Through this, I was reminded that including others isn’t about doing the most. It’s about asking each individual what they need at work and making sure that everyone on the team can work in a way that works for them.
My team still hops on a video call from time to time. But I’ve tried to limit these as much as possible. I’ve also set an expectation on the team that it’s okay to reschedule a meeting or turn off your video if you prefer.
Write everything down
I lead a team of content marketers, writers, and editors—and so I have felt that written communication is already a strong suit of ours. But when we started working remotely, I realized how much crucial information about our work we didn’t usually write down. I’ve made it a goal to support my team members in creating documentation for everything. This helps everyone have access to the information they need when they need it, which ultimately gives them more control over their time and respects whatever unique challenges or needs they might be facing on any given day.
Feed yourself first
If you’re like me, you’ve tried to put your team first. And some traditional management advice encourages leaders to “eat last.” But I’ve learned that I’ll always be my most important teammate, and that means I have to take care of myself first. I’ve prioritized saying “no” more, pushing back, setting boundaries, and stating my needs upfront. This helps me to show up for my team, but it also sets a good example so that people feel comfortable making their own needs known.
Lead with empathy
To my mind, empathy is a skill every manager should possess. At Grammarly, it’s one of our central values. We consider the importance of treating others as they want to be treated, and we try to actively listen. We talk about being willing to put yourself in another person’s shoes—then responding accordingly.
Since I became a manager, I’ve been seeing this value in a new light. Active listening is now not just about being a good colleague to those around me—I consider it the first tool in a Batman toolbelt of management resources. That doesn’t mean it’s always easy. If you’re listening to your team, you’re probably learning something. And maybe that makes you uncomfortable.

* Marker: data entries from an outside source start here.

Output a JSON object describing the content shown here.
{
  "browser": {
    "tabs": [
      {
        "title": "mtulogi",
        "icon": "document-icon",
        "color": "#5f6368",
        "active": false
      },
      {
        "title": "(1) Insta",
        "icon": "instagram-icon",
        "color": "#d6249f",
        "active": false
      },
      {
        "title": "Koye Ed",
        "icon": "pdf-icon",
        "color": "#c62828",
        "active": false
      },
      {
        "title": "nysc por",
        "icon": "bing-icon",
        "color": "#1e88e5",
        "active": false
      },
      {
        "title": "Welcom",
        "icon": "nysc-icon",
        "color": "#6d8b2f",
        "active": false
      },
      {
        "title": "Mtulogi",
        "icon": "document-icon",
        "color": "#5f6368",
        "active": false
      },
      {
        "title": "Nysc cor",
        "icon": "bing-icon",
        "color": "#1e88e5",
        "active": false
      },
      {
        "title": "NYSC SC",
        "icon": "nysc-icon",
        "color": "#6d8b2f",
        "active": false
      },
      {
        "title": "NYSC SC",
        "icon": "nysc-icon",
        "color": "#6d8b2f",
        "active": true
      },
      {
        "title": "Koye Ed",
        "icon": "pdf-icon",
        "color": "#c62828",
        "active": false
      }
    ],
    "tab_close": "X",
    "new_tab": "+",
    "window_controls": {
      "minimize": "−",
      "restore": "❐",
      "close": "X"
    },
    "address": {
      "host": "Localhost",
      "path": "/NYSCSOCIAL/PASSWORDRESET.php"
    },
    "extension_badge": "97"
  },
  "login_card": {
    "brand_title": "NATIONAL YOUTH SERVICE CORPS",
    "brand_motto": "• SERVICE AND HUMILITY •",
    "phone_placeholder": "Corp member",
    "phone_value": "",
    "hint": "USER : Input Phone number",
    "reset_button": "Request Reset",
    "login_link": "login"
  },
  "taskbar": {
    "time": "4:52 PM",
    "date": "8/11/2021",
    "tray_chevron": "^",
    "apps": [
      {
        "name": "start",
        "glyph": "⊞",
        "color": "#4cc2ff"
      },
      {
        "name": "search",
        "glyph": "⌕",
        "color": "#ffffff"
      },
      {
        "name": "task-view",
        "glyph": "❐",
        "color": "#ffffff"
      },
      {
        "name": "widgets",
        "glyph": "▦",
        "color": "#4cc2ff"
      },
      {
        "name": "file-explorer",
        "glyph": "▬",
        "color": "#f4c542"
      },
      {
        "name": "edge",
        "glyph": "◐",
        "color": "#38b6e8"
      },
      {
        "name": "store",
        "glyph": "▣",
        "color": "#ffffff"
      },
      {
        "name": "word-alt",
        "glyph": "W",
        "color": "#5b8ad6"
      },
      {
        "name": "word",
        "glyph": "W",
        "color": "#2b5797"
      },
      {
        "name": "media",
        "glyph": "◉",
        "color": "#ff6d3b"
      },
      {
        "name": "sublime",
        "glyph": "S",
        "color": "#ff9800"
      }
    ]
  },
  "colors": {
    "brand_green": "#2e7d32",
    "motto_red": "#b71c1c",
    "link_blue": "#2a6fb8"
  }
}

I believe in leaning into that discomfort—it can be a very powerful thing. As a queer person, I’ve often been the one asking others to step out of their comfort and appreciate other perspectives. As a queer manager, I can use that understanding to try and make sure I’m ready to listen to all members of my team, step out of my comfort zone, and treat people in the way they want or need to be treated. Doing so is central to being my full queer self—and being the kind of manager my team deserves.